What is a Traditional aboriginal wedding ceremony format?

Algonquin speaking people include the Cree, the Ojibwa or Chippewa, the Ottawa, the Montagnais, the Naskapi and others. When a young man chooses a mate in the old way, he went with her family (matriarch society). The custom was usually determined by the growing season. In warmer climates, where women would raise crops to support the families, they were considered the providers. In cooler climates where families subsisted on hunting performed by the men, the communities were considered patriarchal.

Marriage Requirements
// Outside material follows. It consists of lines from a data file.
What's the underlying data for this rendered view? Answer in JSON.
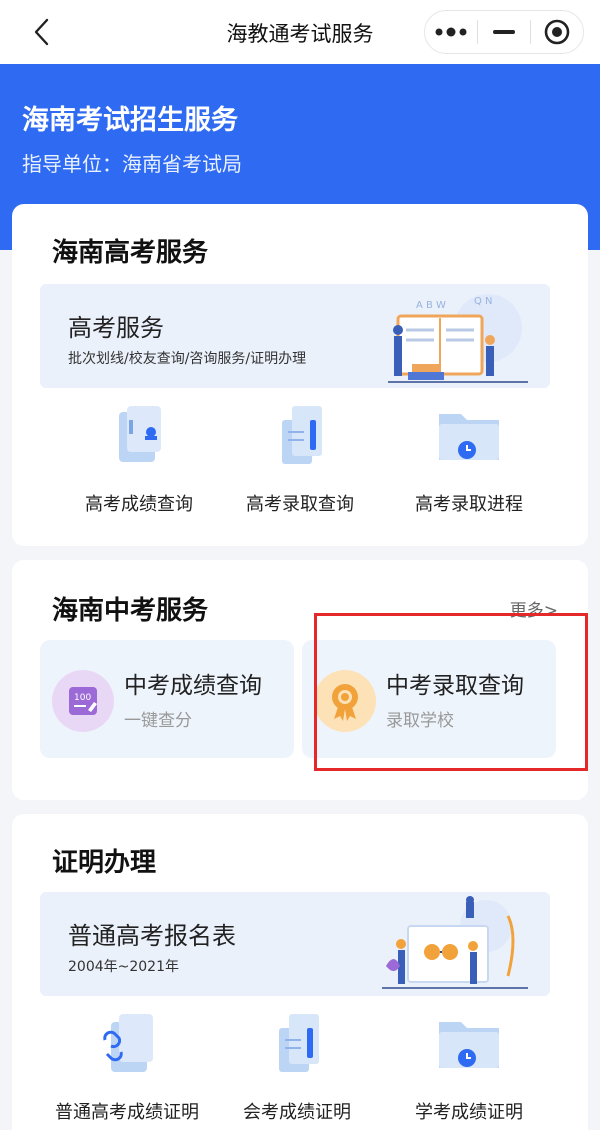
{
  "navbar": {
    "title": "海教通考试服务",
    "back_icon": "chevron-left-icon",
    "more_icon": "more-dots-icon",
    "minimize_icon": "minus-icon",
    "close_icon": "target-circle-icon"
  },
  "hero": {
    "title": "海南考试招生服务",
    "subtitle": "指导单位：海南省考试局",
    "color": "#2f6af2"
  },
  "gaokao": {
    "section_title": "海南高考服务",
    "banner": {
      "title": "高考服务",
      "subtitle": "批次划线/校友查询/咨询服务/证明办理"
    },
    "items": [
      {
        "label": "高考成绩查询",
        "icon": "score-card-icon"
      },
      {
        "label": "高考录取查询",
        "icon": "document-stack-icon"
      },
      {
        "label": "高考录取进程",
        "icon": "folder-clock-icon"
      }
    ]
  },
  "zhongkao": {
    "section_title": "海南中考服务",
    "more_label": "更多>",
    "tiles": [
      {
        "title": "中考成绩查询",
        "subtitle": "一键查分",
        "icon": "score-100-icon",
        "icon_bg": "#e9d8f5"
      },
      {
        "title": "中考录取查询",
        "subtitle": "录取学校",
        "icon": "medal-icon",
        "icon_bg": "#fde2b7"
      }
    ],
    "highlight_color": "#e5292a"
  },
  "certificates": {
    "section_title": "证明办理",
    "banner": {
      "title": "普通高考报名表",
      "subtitle": "2004年~2021年"
    },
    "items": [
      {
        "label": "普通高考成绩证明",
        "icon": "linked-card-icon"
      },
      {
        "label": "会考成绩证明",
        "icon": "document-stack-icon"
      },
      {
        "label": "学考成绩证明",
        "icon": "folder-clock-icon"
      }
    ]
  }
}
The couple may be required to perform certain responsibilities in preparation for their wedding. These responsibilities are determined by the officiant. In addition, the bride and groom must choose sponsors.

The bridal couple has four sponsors. Sponsors are older, well respected persons chosen by the bride and groom. The sponsors are to give spiritual and marital guidance to the couple throughout their lifetime. At the ceremony, the sponsors make a commitment to help the couple.

The Marriage Ceremony

"Who wrote this? The question is about aboriginals, not north American natives. They refer to themselves as first native here. Aboriginals are from Australia."

Ceremonies are preferably outside, or in a ceremonial lodge or under an arbor.

Their commitment is to the Creator, to God. There is no breaking that commitment, and no divorce.

The Pipe Carrier, the officiant, makes sure they are well aware of this commitment. If the couple separates and goes their separate ways, in the eyes of the Creator, they are still husband and wife. The Pipe Carrier will not perform the ceremony unless the couple is very serious.

Each person makes a declaration that they choose to be known as husband and wife. Then they smoke from the pipe. Tobacco is offered and accepted by the officiant.

At the ceremony, the sponsors make a commitment to help the couple.

Wedding Attire

Brides, grooms and sponsors dress in regalia - traditional clothing, usually made by hand. The bride will wash herself in a body of water (lake, river, ocean, pond) the morning of her union in order to be blessed by the spirit of the Earth.

Wedding Festivities

A wedding is a time of celebration. Everyone is invited by word of mouth unless they live outside the community. There is no formal invitation. There is feasting, visiting and a giveaway.

The Feast

Food items for the feast include fry bread, venison (deer meat), squash, beans, corn, corn soup, potato soup and many desserts. Fresh fruits such as blueberries, raspberries, and the 'heart' berry, strawberries, are served if available. There may also be a wedding cake. In a traditional wedding, the food is placed on a blanket, served buffet style.

The food is blessed. The Elders and the officiant will eat first, then the bride, groom, sponsors and other guests. None of the food is wasted. All of the food is either eaten or given away to the Elders.

The Giveaway

In preparation for the Giveaway, the future bride and groom make (or buy) hundreds of gifts. A gift will be given to each person attending the celebration. The type of gifts is dependant upon the talent and financial ability of the couple.

I agree with the 2nd person's response -- the question was about aborigines

I disagree.. the first person is correct. aboriginals are by definitions; the people from the land or first peoples. the question was about aboriginal NOT aborigines, which are specific to the Australian's first peoples. there are a lot of PC correctness to our names or what we should be called; Indian, first nation, aboriginal, Native... we are ok with any of the terms as long as its done and said in respect.

I am sorry to say, as well, that as a member of the Cree Nation that this person has mixed a lot of Soux traditions... something that is happening in all aboriginal customs and beliefs, (kind of a universal first nations custom that is brought on by our global village). nevertheless, there was some good points... but

1) the woman can leave at anytime, if the man is not a provider or cruel.

2) a respected elder can bless and do the ceremony without the pipe, once again, a belief brought to us by our prairie cousins that we truly celebrate and Cherice.

3) customs change from area and tribe... tribes can be as small as a handful of people or a family unit. that is why it is almost imposable to make a generic DOGMA answer to a custom that is held personally and spiritually

remember that there is one constant though... that is the love and willingness to be of one soul and spirit